Our future relationships with Russia and China, and the effectiveness of our nuclear deterrence policy for North Korea, will largely be determined by the upcoming election. Presidential candidate and Democratic front-runner Hillary Clinton has the most experience in this field from her time spent as Secretary of State. After the January 2016 nuclear test, Clinton called on the US to work with the UN and China to impose additional sanctions on North Korea. She recently made statements starkly contrasting and condemning Republican front-runner Donald Trump’s nuclear policy, stating that “unpredictability… and loose talk is dangerous.”
Both Clinton and Trump recognize China’s influence on North Korea, but have outlined very different approaches to encourage deterrence. Clinton suggests increasing international pressure on North Korea with the inclusion of China, a policy congruent with her support of increased involvement in the Asia-Pacific. Donald Trump, on the other hand, has suggested engaging in economic blackmail to encourage Beijing to solve the problem. This tactic supports Trump’s plans to scale back US military involvement in the region and to encourage other countries to increase their own deterrence efforts. Trump has also stated that he would be open to allowing South Korea and Japan to build their own nuclear arsenals to which Hillary Clinton commented t “Even letting friendly nations go nuclear would make it harder for us to prevent rogue regimes from doing the same.” Trump has even expressed interest in speaking directly with the North Korean leader, despite referring to him as a “maniac” earlier this year. Despite all the rhetoric of North Korea as well as the recognition of China’s important role, neither candidate has yet mentioned Russia’s possible influence on North Korea. The two have, however, conveyed different methods of dealing with Russia and President Putin in general, with Clinton suggesting taking a harsher line than Trump over Russian regional conflicts.
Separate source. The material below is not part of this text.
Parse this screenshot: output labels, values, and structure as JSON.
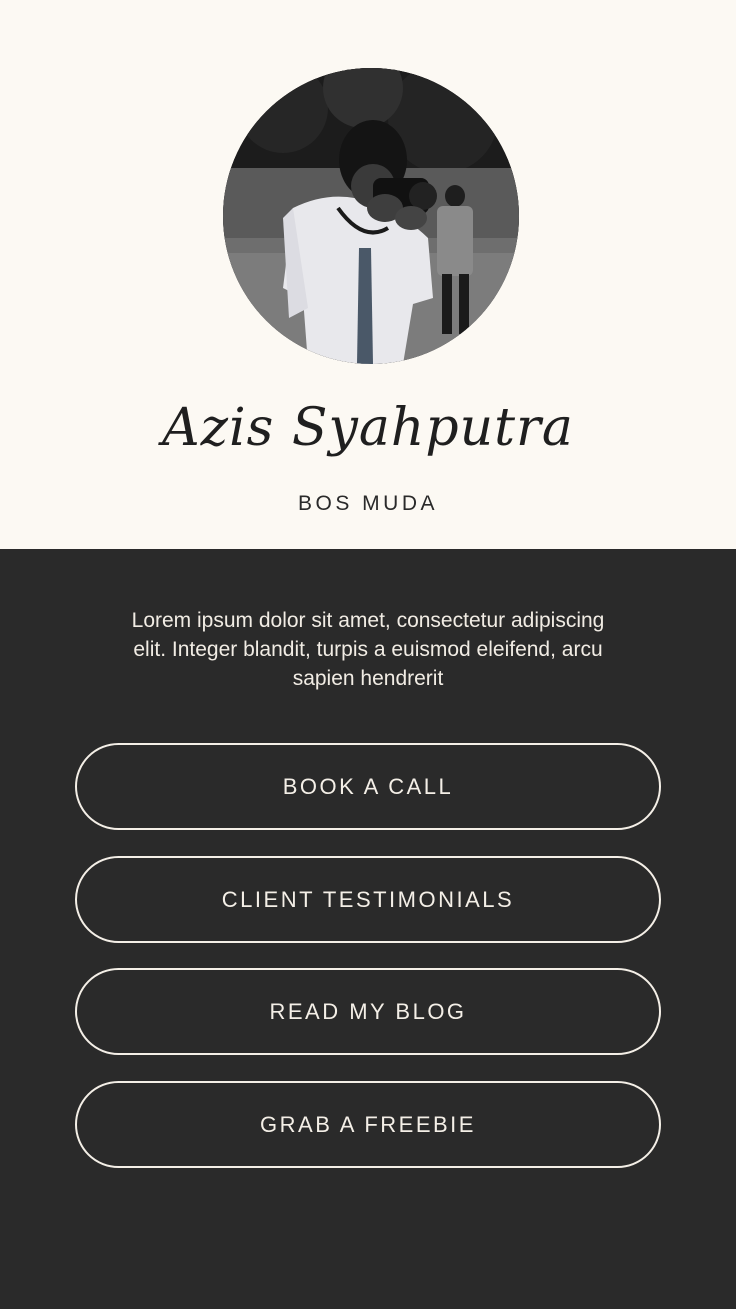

North Korean missile technology is gradually improving. The window to negotiate and to effectively deter North Korea from launching a nuclear-armed ICBM is closing. The US needs Chinese and Russian leveraging power over North Korea – sooner rather than later. Due to increased tensions with Russia over Ukraine and Syria, as well as strained relations with China over the South China Sea, it is increasingly difficult to predict whether Russian and Chinese cooperation with the United States against North Korean nuclear testing will occur in the next US administration. Despite the next president’s need to address these tensions, the nuclear discussion is one in which we cannot afford to lose these strategic partners.
Olga Novitsky previously served as a graduate fellow at the Peace and Security Funders Group, a network of foundations and philanthropists who make grants that contribute to global security. Olga Novitsky received her MA from Georgetown University’s Security Studies Program with a concentration in Intelligence. She received her BA in International Studies from Boston College. She is regionally focused on Europe and North Africa, and her research interests include intelligence, legal and illicit weapons trade, and non-conventional weapons proliferation.